Many organisations in The Netherlands are culturally consensus based, which means there's often no clear leadership, management is often seen as purely facilitating and everybody more or less goes his or her own way. It's basically the way we (the Dutch) are.
Leadership is resisted. The boss says 'Let's do this my way', and there's bound to be a lively discussion about 'better' ways to do it. Everybody (boss included) accepts this as normal behaviour.
One of the hard parts of applying architecture in such a culture is to get everybody following the strategy as it is set out in the Enterprise Architecture. How are you going to do that if leadership is resisted? What happens? A lot of architectural implementations fail due to resistance from projects.
The introduction of Agile development has increased this problem. An often heard complaint is that too much upfront architecture is a form of over-specification, which is waste in agile terms. That's true, but the argument is too often used to totally ignore architecture and just focus on the user stories for this sprint. This can result in well working applications, which do not quite fit in the strategic direction of the company. Talking about waste ...
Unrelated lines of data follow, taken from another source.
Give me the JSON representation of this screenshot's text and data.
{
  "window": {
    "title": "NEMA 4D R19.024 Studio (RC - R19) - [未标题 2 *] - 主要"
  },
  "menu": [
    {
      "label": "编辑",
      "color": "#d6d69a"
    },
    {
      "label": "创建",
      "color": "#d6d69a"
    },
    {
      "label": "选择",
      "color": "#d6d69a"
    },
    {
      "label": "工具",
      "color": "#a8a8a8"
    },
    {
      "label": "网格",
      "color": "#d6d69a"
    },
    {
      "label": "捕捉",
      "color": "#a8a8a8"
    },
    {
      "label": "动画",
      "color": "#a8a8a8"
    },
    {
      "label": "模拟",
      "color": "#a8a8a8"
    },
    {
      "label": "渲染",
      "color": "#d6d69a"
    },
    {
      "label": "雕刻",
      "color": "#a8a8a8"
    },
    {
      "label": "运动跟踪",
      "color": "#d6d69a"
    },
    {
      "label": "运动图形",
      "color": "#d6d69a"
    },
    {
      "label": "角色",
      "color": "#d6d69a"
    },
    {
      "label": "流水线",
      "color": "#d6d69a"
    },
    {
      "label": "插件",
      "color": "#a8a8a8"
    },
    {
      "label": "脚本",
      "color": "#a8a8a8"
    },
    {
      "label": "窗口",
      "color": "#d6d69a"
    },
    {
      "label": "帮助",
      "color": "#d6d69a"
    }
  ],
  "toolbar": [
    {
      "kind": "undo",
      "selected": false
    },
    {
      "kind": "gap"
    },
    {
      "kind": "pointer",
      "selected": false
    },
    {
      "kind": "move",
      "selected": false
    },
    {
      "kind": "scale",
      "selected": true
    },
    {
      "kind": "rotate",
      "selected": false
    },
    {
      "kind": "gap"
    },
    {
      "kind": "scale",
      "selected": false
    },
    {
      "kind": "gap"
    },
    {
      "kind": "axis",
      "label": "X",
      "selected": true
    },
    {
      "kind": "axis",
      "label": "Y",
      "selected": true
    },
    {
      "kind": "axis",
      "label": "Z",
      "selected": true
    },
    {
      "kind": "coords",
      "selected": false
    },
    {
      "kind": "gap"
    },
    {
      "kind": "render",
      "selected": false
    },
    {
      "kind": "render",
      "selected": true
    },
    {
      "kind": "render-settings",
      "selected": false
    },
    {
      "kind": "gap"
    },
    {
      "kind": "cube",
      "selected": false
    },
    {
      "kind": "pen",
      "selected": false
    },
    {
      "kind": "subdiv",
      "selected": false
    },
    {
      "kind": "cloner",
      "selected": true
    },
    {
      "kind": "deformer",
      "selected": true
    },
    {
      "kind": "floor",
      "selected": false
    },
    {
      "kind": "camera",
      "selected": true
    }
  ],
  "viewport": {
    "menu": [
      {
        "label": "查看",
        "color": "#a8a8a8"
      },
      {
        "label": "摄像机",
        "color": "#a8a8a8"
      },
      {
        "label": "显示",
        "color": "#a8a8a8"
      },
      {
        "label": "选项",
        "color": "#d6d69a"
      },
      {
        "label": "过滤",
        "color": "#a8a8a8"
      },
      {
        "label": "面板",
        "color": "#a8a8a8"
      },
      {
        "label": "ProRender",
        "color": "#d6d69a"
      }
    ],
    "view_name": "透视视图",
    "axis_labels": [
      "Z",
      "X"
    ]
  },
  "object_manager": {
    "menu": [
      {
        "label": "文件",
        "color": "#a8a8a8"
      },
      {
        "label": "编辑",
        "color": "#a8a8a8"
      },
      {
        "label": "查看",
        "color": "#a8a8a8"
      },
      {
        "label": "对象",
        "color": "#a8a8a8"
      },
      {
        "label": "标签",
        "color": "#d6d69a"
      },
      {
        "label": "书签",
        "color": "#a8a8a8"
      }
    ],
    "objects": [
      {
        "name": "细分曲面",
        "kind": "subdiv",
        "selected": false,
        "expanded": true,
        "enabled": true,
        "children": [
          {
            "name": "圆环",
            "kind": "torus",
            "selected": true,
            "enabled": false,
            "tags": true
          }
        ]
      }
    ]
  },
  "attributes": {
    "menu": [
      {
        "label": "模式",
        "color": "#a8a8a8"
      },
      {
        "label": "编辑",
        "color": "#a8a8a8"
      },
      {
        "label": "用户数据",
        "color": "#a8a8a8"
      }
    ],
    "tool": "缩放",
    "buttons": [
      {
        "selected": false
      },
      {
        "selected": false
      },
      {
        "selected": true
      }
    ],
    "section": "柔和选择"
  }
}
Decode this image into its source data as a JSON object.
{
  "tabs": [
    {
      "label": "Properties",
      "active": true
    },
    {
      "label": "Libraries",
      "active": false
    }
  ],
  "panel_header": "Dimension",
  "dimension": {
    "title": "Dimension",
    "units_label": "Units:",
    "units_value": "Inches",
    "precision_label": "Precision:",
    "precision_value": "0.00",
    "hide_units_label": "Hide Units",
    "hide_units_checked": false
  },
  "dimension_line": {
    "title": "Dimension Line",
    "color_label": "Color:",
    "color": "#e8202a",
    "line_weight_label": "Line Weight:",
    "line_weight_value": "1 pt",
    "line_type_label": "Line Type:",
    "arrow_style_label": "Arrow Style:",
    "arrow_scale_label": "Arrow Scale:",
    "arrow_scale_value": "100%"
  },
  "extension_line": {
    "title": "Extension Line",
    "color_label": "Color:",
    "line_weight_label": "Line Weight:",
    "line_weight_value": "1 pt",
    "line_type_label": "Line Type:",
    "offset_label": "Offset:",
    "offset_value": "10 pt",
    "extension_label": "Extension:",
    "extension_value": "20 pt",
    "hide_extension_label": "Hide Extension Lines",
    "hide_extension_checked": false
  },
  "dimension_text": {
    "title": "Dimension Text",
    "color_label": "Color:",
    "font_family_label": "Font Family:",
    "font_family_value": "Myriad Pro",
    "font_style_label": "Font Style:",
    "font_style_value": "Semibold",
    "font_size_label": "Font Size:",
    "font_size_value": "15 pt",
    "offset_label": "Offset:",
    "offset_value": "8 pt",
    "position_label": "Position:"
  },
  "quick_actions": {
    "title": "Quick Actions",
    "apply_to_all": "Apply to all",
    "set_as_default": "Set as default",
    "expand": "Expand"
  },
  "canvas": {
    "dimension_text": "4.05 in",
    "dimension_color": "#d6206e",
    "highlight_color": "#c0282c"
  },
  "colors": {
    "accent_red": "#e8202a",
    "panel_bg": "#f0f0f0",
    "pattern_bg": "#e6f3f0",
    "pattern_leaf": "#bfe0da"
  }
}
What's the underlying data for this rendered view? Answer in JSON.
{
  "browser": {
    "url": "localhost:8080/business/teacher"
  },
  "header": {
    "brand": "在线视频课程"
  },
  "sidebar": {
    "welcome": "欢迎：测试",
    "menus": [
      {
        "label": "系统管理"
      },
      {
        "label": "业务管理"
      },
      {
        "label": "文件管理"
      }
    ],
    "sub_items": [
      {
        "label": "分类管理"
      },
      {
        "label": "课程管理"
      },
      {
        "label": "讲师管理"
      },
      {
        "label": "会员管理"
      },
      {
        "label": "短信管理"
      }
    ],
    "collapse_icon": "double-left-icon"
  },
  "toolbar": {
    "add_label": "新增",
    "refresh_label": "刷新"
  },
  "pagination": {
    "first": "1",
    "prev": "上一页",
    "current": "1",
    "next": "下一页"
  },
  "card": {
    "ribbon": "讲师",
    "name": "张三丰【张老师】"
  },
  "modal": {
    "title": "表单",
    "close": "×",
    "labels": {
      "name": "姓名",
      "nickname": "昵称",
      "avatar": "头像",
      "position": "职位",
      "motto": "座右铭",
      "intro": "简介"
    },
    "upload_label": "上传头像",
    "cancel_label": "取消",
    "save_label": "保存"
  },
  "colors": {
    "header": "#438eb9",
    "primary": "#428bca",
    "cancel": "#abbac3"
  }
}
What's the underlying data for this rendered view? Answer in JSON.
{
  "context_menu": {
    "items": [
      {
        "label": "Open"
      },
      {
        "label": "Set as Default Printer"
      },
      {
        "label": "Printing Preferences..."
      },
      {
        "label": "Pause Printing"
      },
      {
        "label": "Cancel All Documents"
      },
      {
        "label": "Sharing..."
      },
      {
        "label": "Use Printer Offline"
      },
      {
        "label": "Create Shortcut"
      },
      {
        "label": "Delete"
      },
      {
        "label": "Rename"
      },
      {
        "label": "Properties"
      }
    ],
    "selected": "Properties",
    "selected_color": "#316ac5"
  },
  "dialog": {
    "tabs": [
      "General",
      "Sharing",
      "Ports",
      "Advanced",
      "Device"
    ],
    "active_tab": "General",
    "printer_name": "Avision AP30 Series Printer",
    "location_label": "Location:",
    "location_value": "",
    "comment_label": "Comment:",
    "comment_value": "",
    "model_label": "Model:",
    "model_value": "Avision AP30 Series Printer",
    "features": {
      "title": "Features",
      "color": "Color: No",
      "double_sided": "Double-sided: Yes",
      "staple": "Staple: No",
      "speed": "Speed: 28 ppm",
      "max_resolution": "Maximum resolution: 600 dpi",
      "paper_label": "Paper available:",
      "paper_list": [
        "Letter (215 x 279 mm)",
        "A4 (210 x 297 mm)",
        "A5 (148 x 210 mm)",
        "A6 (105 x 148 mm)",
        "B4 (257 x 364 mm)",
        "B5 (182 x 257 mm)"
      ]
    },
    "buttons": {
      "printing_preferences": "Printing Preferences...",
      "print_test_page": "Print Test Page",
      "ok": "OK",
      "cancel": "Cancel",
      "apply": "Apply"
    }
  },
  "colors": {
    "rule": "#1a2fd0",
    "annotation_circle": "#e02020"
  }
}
I'm not quite sure where the solution to this problem is. One way is to define architecture in such a way that there's something in it for everybody, not just for 'the business' or 'the architect'. Another way is to evangelize, to become a thought leader within the company. Not to push the architecture through, but to convince, stimulate and enthuse all participants.